_Instructions to follow_.
If a line in the following entries holds the string "zoom", include it in the tally. State the total and nothing further.

_Data under study_.
=== Section Start ===

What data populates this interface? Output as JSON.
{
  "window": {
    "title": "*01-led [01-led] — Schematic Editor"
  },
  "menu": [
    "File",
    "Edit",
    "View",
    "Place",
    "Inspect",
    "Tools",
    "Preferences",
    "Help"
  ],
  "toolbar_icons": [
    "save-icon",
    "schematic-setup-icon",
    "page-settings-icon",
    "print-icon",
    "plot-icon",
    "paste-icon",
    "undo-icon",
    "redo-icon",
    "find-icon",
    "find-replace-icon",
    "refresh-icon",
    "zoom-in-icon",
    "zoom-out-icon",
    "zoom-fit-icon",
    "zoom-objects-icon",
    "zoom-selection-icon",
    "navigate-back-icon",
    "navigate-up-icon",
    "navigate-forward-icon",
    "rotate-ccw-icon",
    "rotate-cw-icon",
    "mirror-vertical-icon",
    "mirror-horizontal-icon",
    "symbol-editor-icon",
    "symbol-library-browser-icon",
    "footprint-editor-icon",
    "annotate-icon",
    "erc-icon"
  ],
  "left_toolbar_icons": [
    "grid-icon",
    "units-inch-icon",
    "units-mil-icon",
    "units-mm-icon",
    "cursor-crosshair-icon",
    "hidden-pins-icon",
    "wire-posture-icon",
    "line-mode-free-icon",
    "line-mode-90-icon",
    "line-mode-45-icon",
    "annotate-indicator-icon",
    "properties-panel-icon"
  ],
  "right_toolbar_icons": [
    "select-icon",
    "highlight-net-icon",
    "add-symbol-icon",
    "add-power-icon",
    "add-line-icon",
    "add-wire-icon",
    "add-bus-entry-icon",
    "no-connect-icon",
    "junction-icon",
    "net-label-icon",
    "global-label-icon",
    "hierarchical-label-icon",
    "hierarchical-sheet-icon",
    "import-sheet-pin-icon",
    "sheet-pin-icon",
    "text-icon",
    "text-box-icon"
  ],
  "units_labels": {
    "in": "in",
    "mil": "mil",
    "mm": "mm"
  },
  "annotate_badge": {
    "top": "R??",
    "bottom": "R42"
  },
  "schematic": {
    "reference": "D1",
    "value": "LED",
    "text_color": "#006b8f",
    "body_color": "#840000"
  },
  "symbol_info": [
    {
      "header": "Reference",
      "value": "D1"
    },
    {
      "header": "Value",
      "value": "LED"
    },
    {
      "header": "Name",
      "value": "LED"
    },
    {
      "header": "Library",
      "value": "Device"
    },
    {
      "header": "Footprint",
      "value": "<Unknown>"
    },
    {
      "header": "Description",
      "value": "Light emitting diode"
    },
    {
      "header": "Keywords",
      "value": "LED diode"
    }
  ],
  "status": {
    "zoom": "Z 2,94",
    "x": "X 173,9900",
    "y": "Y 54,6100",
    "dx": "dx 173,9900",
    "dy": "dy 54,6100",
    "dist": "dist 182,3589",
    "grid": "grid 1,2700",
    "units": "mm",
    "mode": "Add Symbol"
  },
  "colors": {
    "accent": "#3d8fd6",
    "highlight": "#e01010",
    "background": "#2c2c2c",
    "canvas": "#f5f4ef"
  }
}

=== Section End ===

_Reply to the task_.
6